Give back each line of the listing precisely as written.

────────

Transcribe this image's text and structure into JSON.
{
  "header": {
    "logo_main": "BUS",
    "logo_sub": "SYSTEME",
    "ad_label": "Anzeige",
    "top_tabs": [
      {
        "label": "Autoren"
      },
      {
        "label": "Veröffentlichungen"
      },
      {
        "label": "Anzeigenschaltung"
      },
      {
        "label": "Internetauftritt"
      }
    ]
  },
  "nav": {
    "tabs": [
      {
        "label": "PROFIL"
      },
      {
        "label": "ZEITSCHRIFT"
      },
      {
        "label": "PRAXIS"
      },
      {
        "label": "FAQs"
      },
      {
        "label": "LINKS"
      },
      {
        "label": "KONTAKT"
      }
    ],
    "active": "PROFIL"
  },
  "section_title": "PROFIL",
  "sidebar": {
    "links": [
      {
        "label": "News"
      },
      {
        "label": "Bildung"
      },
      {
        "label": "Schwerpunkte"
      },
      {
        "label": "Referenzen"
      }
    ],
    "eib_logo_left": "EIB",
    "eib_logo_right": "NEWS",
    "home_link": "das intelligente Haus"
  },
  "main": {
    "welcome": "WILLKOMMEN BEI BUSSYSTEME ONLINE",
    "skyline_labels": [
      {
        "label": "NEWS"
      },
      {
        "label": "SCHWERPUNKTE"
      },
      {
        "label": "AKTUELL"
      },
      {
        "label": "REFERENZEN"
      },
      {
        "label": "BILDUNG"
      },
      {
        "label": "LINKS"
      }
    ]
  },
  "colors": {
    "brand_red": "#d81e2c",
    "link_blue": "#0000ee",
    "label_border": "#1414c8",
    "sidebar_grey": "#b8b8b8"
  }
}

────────

*Response to the task*.
Transcribe this image's text and structure into JSON.
{
  "header": {
    "logo_main": "BUS",
    "logo_sub": "SYSTEME",
    "ad_label": "Anzeige",
    "top_tabs": [
      {
        "label": "Autoren"
      },
      {
        "label": "Veröffentlichungen"
      },
      {
        "label": "Anzeigenschaltung"
      },
      {
        "label": "Internetauftritt"
      }
    ]
  },
  "nav": {
    "tabs": [
      {
        "label": "PROFIL"
      },
      {
        "label": "ZEITSCHRIFT"
      },
      {
        "label": "PRAXIS"
      },
      {
        "label": "FAQs"
      },
      {
        "label": "LINKS"
      },
      {
        "label": "KONTAKT"
      }
    ],
    "active": "PROFIL"
  },
  "section_title": "PROFIL",
  "sidebar": {
    "links": [
      {
        "label": "News"
      },
      {
        "label": "Bildung"
      },
      {
        "label": "Schwerpunkte"
      },
      {
        "label": "Referenzen"
      }
    ],
    "eib_logo_left": "EIB",
    "eib_logo_right": "NEWS",
    "home_link": "das intelligente Haus"
  },
  "main": {
    "welcome": "WILLKOMMEN BEI BUSSYSTEME ONLINE",
    "skyline_labels": [
      {
        "label": "NEWS"
      },
      {
        "label": "SCHWERPUNKTE"
      },
      {
        "label": "AKTUELL"
      },
      {
        "label": "REFERENZEN"
      },
      {
        "label": "BILDUNG"
      },
      {
        "label": "LINKS"
      }
    ]
  },
  "colors": {
    "brand_red": "#d81e2c",
    "link_blue": "#0000ee",
    "label_border": "#1414c8",
    "sidebar_grey": "#b8b8b8"
  }
}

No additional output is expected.